>>

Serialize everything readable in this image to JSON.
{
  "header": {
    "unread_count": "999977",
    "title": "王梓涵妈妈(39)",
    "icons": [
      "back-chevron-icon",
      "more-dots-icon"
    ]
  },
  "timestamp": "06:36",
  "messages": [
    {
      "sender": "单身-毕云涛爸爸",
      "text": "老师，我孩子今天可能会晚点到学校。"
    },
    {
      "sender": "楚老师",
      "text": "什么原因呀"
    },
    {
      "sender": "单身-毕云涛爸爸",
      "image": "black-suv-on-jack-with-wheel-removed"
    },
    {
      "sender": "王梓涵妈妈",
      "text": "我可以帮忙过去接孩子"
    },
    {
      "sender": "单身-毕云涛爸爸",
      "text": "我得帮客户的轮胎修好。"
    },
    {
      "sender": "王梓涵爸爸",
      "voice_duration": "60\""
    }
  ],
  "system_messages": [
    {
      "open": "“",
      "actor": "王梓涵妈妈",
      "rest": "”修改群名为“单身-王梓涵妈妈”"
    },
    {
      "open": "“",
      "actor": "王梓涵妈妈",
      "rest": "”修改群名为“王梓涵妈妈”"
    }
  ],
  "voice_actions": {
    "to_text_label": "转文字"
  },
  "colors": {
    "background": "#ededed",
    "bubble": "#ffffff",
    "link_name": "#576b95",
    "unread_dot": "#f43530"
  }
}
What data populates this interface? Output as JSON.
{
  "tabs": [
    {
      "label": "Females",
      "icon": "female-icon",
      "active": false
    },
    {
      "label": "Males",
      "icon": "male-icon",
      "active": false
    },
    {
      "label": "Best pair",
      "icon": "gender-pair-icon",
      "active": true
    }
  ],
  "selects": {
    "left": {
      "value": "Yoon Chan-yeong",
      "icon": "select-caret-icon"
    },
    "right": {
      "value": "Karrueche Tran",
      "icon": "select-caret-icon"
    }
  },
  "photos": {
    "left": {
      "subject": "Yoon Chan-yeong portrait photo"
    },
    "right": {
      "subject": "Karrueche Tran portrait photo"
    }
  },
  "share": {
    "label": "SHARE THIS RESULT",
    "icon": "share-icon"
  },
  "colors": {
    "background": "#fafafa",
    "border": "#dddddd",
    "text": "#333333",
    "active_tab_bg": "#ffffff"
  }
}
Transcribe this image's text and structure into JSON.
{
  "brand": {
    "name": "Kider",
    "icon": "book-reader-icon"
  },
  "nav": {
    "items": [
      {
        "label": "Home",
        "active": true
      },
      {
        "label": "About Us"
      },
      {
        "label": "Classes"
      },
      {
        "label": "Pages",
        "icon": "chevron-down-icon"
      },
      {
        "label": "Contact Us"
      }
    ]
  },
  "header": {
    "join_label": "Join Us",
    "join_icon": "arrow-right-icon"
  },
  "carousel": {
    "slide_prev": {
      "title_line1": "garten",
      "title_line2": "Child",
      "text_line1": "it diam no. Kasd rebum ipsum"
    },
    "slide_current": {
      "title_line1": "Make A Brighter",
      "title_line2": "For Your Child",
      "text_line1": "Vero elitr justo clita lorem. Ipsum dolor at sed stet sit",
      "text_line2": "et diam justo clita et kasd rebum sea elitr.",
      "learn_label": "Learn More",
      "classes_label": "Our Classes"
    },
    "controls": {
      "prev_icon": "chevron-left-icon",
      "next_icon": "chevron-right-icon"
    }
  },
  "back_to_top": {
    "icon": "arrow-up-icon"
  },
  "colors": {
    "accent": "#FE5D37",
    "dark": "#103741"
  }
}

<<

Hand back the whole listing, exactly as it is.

**RESPONSE:**
Serialize everything readable in this image to JSON.
{
  "header": {
    "unread_count": "999977",
    "title": "王梓涵妈妈(39)",
    "icons": [
      "back-chevron-icon",
      "more-dots-icon"
    ]
  },
  "timestamp": "06:36",
  "messages": [
    {
      "sender": "单身-毕云涛爸爸",
      "text": "老师，我孩子今天可能会晚点到学校。"
    },
    {
      "sender": "楚老师",
      "text": "什么原因呀"
    },
    {
      "sender": "单身-毕云涛爸爸",
      "image": "black-suv-on-jack-with-wheel-removed"
    },
    {
      "sender": "王梓涵妈妈",
      "text": "我可以帮忙过去接孩子"
    },
    {
      "sender": "单身-毕云涛爸爸",
      "text": "我得帮客户的轮胎修好。"
    },
    {
      "sender": "王梓涵爸爸",
      "voice_duration": "60\""
    }
  ],
  "system_messages": [
    {
      "open": "“",
      "actor": "王梓涵妈妈",
      "rest": "”修改群名为“单身-王梓涵妈妈”"
    },
    {
      "open": "“",
      "actor": "王梓涵妈妈",
      "rest": "”修改群名为“王梓涵妈妈”"
    }
  ],
  "voice_actions": {
    "to_text_label": "转文字"
  },
  "colors": {
    "background": "#ededed",
    "bubble": "#ffffff",
    "link_name": "#576b95",
    "unread_dot": "#f43530"
  }
}
What data populates this interface? Output as JSON.
{
  "tabs": [
    {
      "label": "Females",
      "icon": "female-icon",
      "active": false
    },
    {
      "label": "Males",
      "icon": "male-icon",
      "active": false
    },
    {
      "label": "Best pair",
      "icon": "gender-pair-icon",
      "active": true
    }
  ],
  "selects": {
    "left": {
      "value": "Yoon Chan-yeong",
      "icon": "select-caret-icon"
    },
    "right": {
      "value": "Karrueche Tran",
      "icon": "select-caret-icon"
    }
  },
  "photos": {
    "left": {
      "subject": "Yoon Chan-yeong portrait photo"
    },
    "right": {
      "subject": "Karrueche Tran portrait photo"
    }
  },
  "share": {
    "label": "SHARE THIS RESULT",
    "icon": "share-icon"
  },
  "colors": {
    "background": "#fafafa",
    "border": "#dddddd",
    "text": "#333333",
    "active_tab_bg": "#ffffff"
  }
}
Transcribe this image's text and structure into JSON.
{
  "brand": {
    "name": "Kider",
    "icon": "book-reader-icon"
  },
  "nav": {
    "items": [
      {
        "label": "Home",
        "active": true
      },
      {
        "label": "About Us"
      },
      {
        "label": "Classes"
      },
      {
        "label": "Pages",
        "icon": "chevron-down-icon"
      },
      {
        "label": "Contact Us"
      }
    ]
  },
  "header": {
    "join_label": "Join Us",
    "join_icon": "arrow-right-icon"
  },
  "carousel": {
    "slide_prev": {
      "title_line1": "garten",
      "title_line2": "Child",
      "text_line1": "it diam no. Kasd rebum ipsum"
    },
    "slide_current": {
      "title_line1": "Make A Brighter",
      "title_line2": "For Your Child",
      "text_line1": "Vero elitr justo clita lorem. Ipsum dolor at sed stet sit",
      "text_line2": "et diam justo clita et kasd rebum sea elitr.",
      "learn_label": "Learn More",
      "classes_label": "Our Classes"
    },
    "controls": {
      "prev_icon": "chevron-left-icon",
      "next_icon": "chevron-right-icon"
    }
  },
  "back_to_top": {
    "icon": "arrow-up-icon"
  },
  "colors": {
    "accent": "#FE5D37",
    "dark": "#103741"
  }
}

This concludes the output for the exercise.